|SRS Run Date
|State Pension Age
|SRS GMP date
|Date of Leaving
It would be reasonable to expect the latest SRS file to provide figures at SPA for this case because
- the member reached SPA in the past (before the latest run date) and
- HMRC status is (2).
In this example the GMP values provided in the final SRS file are not as at SPA but as at 05/04/2016
Schemes should therefore be careful in using GMP figures for Status (2) members who reached SPA after 05/04/2016.
We’ve carried out some quick analysis and this issue isn’t isolated to the most recent SRS files from HMRC. So if you are using a cut of data last received in e.g. 2018 then this issue will be seen.
If you require the HMRC figure as at SPA, The GMP Checker however will provide a calculation up to actual SPA where this is later than 5 April 2016.
- Widow Cases
Cases where both the individual and their surviving spouse are over SPA the SRS GMP provided is half of the GMP at SPA (not Date of Death).
The online GMP Checker does provide the correct calculation = GMP value immediately following death.
- Transfer in cases & Zero GMP
Transfer In Cases: Most commonly we have seen the scheme accrued GMP showing on the SRS file but the total has not included any transferred in GMP.
Zero GMP: Cases where SRS has provided a total GMP = 0.00 but where the Checker provides a GMP
If both HMRC and admin show nil GMP then you should validate this using the Checker. If you now get a GMP using the checker this should be used.
Both scenarios need attention as it may be that scheme data holds zero GMP in error. If SRS also shows zero GMP then it wrongly appears both parties agree there is no GMP where there is in fact one.
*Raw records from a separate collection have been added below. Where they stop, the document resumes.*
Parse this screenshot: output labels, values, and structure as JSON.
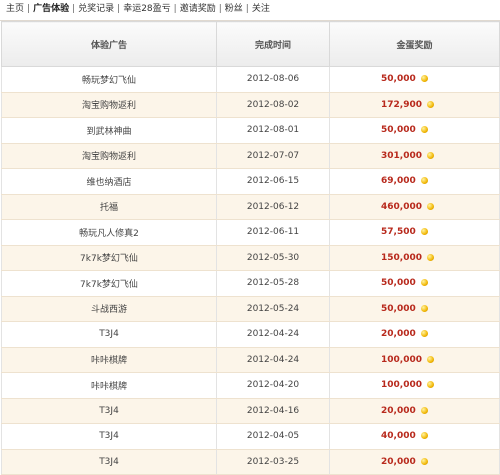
{
  "nav": {
    "items": [
      {
        "label": "主页",
        "active": false
      },
      {
        "label": "广告体验",
        "active": true
      },
      {
        "label": "兑奖记录",
        "active": false
      },
      {
        "label": "幸运28盈亏",
        "active": false
      },
      {
        "label": "邀请奖励",
        "active": false
      },
      {
        "label": "粉丝",
        "active": false
      },
      {
        "label": "关注",
        "active": false
      }
    ],
    "separator": "|"
  },
  "table": {
    "columns": [
      "体验广告",
      "完成时间",
      "金蛋奖励"
    ],
    "rows": [
      {
        "ad": "畅玩梦幻飞仙",
        "date": "2012-08-06",
        "reward": "50,000"
      },
      {
        "ad": "淘宝购物返利",
        "date": "2012-08-02",
        "reward": "172,900"
      },
      {
        "ad": "到武林神曲",
        "date": "2012-08-01",
        "reward": "50,000"
      },
      {
        "ad": "淘宝购物返利",
        "date": "2012-07-07",
        "reward": "301,000"
      },
      {
        "ad": "维也纳酒店",
        "date": "2012-06-15",
        "reward": "69,000"
      },
      {
        "ad": "托福",
        "date": "2012-06-12",
        "reward": "460,000"
      },
      {
        "ad": "畅玩凡人修真2",
        "date": "2012-06-11",
        "reward": "57,500"
      },
      {
        "ad": "7k7k梦幻飞仙",
        "date": "2012-05-30",
        "reward": "150,000"
      },
      {
        "ad": "7k7k梦幻飞仙",
        "date": "2012-05-28",
        "reward": "50,000"
      },
      {
        "ad": "斗战西游",
        "date": "2012-05-24",
        "reward": "50,000"
      },
      {
        "ad": "T3J4",
        "date": "2012-04-24",
        "reward": "20,000"
      },
      {
        "ad": "咔咔棋牌",
        "date": "2012-04-24",
        "reward": "100,000"
      },
      {
        "ad": "咔咔棋牌",
        "date": "2012-04-20",
        "reward": "100,000"
      },
      {
        "ad": "T3J4",
        "date": "2012-04-16",
        "reward": "20,000"
      },
      {
        "ad": "T3J4",
        "date": "2012-04-05",
        "reward": "40,000"
      },
      {
        "ad": "T3J4",
        "date": "2012-03-25",
        "reward": "20,000"
      }
    ]
  },
  "icons": {
    "reward": "gold-coin-icon"
  },
  "colors": {
    "reward_text": "#b8291c",
    "row_alt": "#fcf5e9",
    "coin": "#f2b705"
  }
}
HMRC have carried out numerous checks of examples provided to them and confirm the online GMP Checker provides the correct calculation in all cases.
- Why the difference in outputs?
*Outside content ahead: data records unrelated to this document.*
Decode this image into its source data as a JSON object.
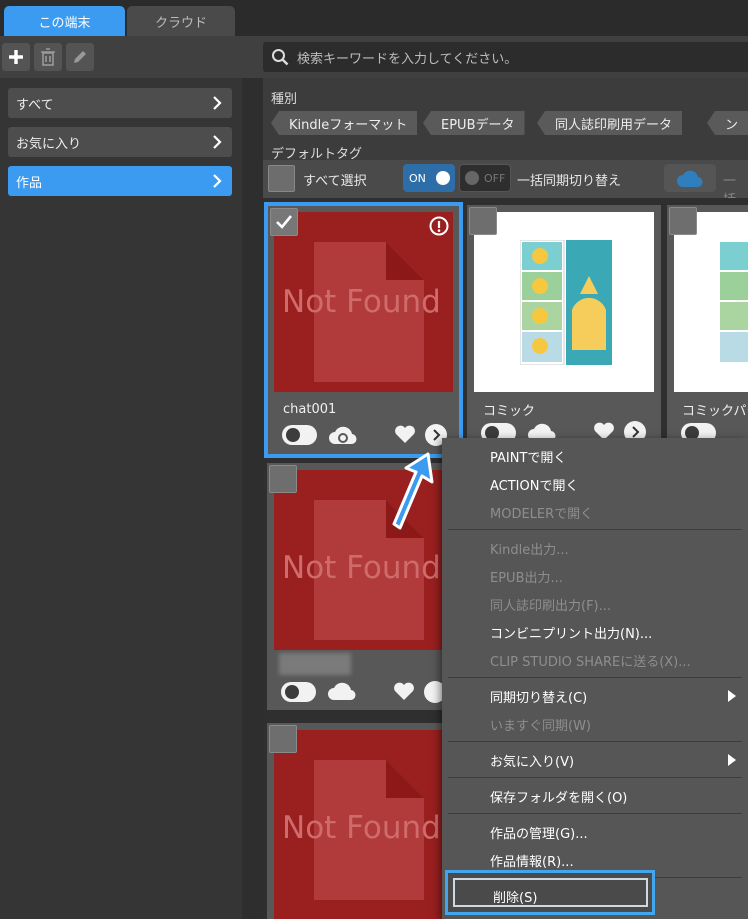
{
  "tabs": {
    "local": "この端末",
    "cloud": "クラウド"
  },
  "search": {
    "placeholder": "検索キーワードを入力してください。"
  },
  "sidebar": {
    "items": [
      {
        "label": "すべて"
      },
      {
        "label": "お気に入り"
      },
      {
        "label": "作品"
      }
    ]
  },
  "filter": {
    "type_label": "種別",
    "tags": [
      "Kindleフォーマット",
      "EPUBデータ",
      "同人誌印刷用データ",
      "コンビ"
    ],
    "default_tag_label": "デフォルトタグ"
  },
  "select_row": {
    "select_all": "すべて選択",
    "on": "ON",
    "off": "OFF",
    "bulk_sync": "一括同期切り替え",
    "bulk_partial": "一括"
  },
  "cards": [
    {
      "title": "chat001",
      "thumb_text": "Not Found"
    },
    {
      "title": "コミック"
    },
    {
      "title": "コミックパター"
    },
    {
      "title": "",
      "thumb_text": "Not Found"
    },
    {
      "title": "",
      "thumb_text": "Not Found"
    }
  ],
  "context_menu": {
    "items": [
      {
        "label": "PAINTで開く",
        "enabled": true
      },
      {
        "label": "ACTIONで開く",
        "enabled": true
      },
      {
        "label": "MODELERで開く",
        "enabled": false
      },
      {
        "label": "Kindle出力...",
        "enabled": false
      },
      {
        "label": "EPUB出力...",
        "enabled": false
      },
      {
        "label": "同人誌印刷出力(F)...",
        "enabled": false
      },
      {
        "label": "コンビニプリント出力(N)...",
        "enabled": true
      },
      {
        "label": "CLIP STUDIO SHAREに送る(X)...",
        "enabled": false
      },
      {
        "label": "同期切り替え(C)",
        "enabled": true
      },
      {
        "label": "いますぐ同期(W)",
        "enabled": false
      },
      {
        "label": "お気に入り(V)",
        "enabled": true
      },
      {
        "label": "保存フォルダを開く(O)",
        "enabled": true
      },
      {
        "label": "作品の管理(G)...",
        "enabled": true
      },
      {
        "label": "作品情報(R)...",
        "enabled": true
      },
      {
        "label": "削除(S)",
        "enabled": true
      }
    ]
  },
  "colors": {
    "accent": "#3a9bf0",
    "not_found_bg": "#9a1f1f",
    "menu_bg": "#565656"
  }
}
Differences between final data cuts and the online GMP Checker output can occur as they are produced through different processes – for example the GMP data provided in final data cuts is a ‘lift’ of GMP held at a point in time, whereas the online GMP Checker service provides a real time GMP amount calculated at the point of request.
So, what should you do now?
Well, the good news is there will definitely not be another cut of data to come from HMRC. So if you have already completed corrections from GMP reconciliation this work will not be wasted. There is an option to re-validate calculations for members already rectified who fall into the affected groups above, but adopting a practical approach is key to ensure efficiency, for example focusing on members where benefits have been reduced. However some of the weaknesses in SRS data would have been picked up in existing processes, so you should discuss this with your GMP reconciliation provider.
If you have already reconciled but haven’t rectified benefits yet, we would still recommend that you re-check your data against the final SRS data cuts to ensure you capture the most up-to-date data prior to commencing rectification. Does this mean you need to also re-run all your data through the Checker? No, we don’t believe this is the best option – but for data areas where there is known weakness you should run a cross check with the Checker.
To support with this, we have developed seven tests that can be applied to your data which confirm whether to use either SRS or Checker values on a member by member basis.
Understanding how many members may be impacted is the first step, this will allow decisions to be made quickly and help close GMP rectification projects and subsequently GMP equalisation – where that is relevant.